Read More »

The Art of Living in a Triple

When it comes to the college transition, there’s a lot to adjust to—a new schedule, new food, and new freedom. But among the many things that freshmen have to get used to is the unfamiliar territory of dorm life. Communal bathrooms, rowdy hall-mates, and washing machines that charge you flex all must be adapted to, but nothing is ever quite so challenging as sharing your room with someone else (or in my case, two someones).

While the majority of freshmen find themselves in the traditional...

Read More »

Sue B. vs. The Quad: Why it’s Worth Burying the Hatchet

Among the many idiosyncrasies that characterize student life at Rochester is the infamous feud between freshman housing locations. Susan B. Anthony Residence Hall (known to most as “Sue B.”) vs. the Residential Quad (typically shortened to “The Quad”). Both Sue B. and The Quad have a unique list of pros and cons that make it difficult, at least from an objective standpoint, to really deem one as “better” than the other. Even so, the vast majority of Rochester students adopt fierce loyalties to...
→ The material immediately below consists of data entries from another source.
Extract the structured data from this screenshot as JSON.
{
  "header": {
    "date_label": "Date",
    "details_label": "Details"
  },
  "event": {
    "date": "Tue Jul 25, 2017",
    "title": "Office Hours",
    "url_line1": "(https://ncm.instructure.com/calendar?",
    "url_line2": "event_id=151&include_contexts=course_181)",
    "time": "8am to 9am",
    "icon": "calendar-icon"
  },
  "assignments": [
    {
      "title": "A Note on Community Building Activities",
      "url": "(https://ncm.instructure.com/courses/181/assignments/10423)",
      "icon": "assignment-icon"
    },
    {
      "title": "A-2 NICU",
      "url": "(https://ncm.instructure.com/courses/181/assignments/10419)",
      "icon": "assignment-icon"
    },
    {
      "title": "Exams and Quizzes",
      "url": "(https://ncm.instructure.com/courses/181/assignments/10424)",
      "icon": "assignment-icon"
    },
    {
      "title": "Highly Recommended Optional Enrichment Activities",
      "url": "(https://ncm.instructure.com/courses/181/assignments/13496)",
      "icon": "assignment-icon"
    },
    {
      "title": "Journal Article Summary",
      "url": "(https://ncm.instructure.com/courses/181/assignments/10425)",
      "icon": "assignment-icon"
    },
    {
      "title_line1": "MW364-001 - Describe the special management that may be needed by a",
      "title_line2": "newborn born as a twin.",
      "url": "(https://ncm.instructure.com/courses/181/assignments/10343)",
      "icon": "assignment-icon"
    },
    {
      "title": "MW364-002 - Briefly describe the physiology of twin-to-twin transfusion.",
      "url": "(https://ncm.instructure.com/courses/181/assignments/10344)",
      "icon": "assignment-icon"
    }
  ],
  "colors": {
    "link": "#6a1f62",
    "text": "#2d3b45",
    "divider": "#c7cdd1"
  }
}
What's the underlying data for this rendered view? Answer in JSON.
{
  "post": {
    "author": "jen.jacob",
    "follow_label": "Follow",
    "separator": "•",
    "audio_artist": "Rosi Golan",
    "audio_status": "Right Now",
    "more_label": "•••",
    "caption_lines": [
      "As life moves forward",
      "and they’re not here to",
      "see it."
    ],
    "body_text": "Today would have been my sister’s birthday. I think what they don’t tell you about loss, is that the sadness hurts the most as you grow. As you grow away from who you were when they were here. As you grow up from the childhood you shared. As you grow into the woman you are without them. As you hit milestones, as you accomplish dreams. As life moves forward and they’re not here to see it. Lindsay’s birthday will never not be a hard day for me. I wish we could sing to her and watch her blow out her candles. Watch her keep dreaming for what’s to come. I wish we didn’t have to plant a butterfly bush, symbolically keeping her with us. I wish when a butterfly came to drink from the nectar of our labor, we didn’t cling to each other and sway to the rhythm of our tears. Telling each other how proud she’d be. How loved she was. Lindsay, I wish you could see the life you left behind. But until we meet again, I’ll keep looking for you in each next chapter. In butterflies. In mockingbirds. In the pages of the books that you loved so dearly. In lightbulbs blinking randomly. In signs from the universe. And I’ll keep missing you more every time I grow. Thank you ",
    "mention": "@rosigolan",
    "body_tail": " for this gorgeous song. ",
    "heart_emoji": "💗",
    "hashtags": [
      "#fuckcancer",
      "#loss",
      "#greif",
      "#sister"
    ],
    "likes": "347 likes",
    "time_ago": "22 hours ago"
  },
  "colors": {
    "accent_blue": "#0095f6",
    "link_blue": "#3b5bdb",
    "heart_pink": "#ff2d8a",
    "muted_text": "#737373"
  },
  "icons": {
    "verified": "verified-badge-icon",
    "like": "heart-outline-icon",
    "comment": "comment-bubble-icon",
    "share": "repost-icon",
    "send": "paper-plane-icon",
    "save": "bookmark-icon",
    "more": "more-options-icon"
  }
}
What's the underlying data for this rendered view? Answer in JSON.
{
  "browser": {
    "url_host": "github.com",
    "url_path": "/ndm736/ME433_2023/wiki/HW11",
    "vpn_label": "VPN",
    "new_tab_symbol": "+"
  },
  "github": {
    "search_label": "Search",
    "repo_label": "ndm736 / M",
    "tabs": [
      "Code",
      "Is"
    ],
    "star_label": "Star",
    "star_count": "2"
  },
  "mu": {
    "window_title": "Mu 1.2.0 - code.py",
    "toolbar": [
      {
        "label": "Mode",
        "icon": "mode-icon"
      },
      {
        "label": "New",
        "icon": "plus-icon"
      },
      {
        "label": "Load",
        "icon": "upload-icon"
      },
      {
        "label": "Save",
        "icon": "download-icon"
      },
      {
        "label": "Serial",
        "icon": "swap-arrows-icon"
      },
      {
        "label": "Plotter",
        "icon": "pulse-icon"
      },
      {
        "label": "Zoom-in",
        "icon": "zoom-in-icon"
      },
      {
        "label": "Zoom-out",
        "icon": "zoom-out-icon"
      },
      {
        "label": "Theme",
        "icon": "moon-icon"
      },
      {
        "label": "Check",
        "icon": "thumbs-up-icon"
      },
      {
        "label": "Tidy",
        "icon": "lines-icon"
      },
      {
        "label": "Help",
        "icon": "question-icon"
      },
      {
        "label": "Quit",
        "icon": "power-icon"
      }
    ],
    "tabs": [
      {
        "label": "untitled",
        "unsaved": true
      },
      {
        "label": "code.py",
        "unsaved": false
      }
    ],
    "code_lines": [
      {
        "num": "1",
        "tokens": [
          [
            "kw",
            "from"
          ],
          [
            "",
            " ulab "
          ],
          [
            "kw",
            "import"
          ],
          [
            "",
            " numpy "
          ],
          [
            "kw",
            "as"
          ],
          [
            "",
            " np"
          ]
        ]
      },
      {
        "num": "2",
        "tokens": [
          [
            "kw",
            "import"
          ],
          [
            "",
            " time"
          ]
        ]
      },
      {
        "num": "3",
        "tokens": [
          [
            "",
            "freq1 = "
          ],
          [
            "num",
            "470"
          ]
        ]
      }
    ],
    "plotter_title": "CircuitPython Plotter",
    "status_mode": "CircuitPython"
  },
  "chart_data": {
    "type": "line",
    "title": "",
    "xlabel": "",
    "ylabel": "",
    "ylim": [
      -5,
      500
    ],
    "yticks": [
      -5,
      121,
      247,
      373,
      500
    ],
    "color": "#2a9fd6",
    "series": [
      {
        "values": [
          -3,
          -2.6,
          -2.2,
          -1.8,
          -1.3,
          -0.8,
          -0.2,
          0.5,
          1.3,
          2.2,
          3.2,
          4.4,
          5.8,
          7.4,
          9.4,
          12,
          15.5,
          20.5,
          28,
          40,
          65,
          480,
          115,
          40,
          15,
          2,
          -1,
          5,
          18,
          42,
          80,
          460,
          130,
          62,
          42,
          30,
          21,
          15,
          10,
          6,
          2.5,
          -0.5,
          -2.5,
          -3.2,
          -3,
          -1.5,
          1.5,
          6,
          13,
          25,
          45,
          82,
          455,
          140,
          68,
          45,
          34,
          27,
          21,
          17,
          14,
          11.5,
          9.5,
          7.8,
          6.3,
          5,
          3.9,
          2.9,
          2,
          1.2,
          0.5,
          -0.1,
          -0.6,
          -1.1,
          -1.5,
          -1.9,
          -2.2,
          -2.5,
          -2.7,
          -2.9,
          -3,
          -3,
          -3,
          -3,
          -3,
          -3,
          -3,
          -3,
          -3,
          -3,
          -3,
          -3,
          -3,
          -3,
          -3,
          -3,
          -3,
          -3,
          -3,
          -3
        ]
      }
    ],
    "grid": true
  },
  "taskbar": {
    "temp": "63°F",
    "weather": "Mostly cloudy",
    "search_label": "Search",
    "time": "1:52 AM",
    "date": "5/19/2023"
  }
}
Read More »

The Wonderful World of Todd Theatre: My Experience with UR’s International Theatre Program

I have always been a lover of theatre, whether I’m behind the curtain or in front of it. In high school, I was president of the drama club and have acted in a variety of shows over the years. But by the time I moved onto campus in the fall, I couldn’t wait to get involved in what I hoped would be a slightly more professional theatre program. But not wanting to take on too much with an acting role my first semester, I decided to try something new. Opting out of auditioning for one of the upcoming...

Read More »

My Thanksgiving in Rochester, Making the Best of Staying on Campus

After the marathon of exams and studying that is November, University of Rochester students are rewarded for their efforts with a few days off for the greatly anticipated Thanksgiving Break. While the majority of students head home to their families for the five-day vacation, several hundred individuals spend their Thanksgivings on campus. As a freshman from Oregon I knew when I decided on Rochester that I would be among this number due to the impracticality of traveling several thousand miles...

Read More »

Finding Your Study Sanctuary

While the U of R student body is an extremely diverse group of individuals who participate in a wide range of unique activities, we all share in the glorious practice of studying.

Studying is one of the main staples of college life no matter where you go. With a limited amount of time in the classroom, professors everywhere expect their students to stay on top of a substantial amount of out-of-class work. While college classes definitely require more studying than high school, they can be handled...

Read More »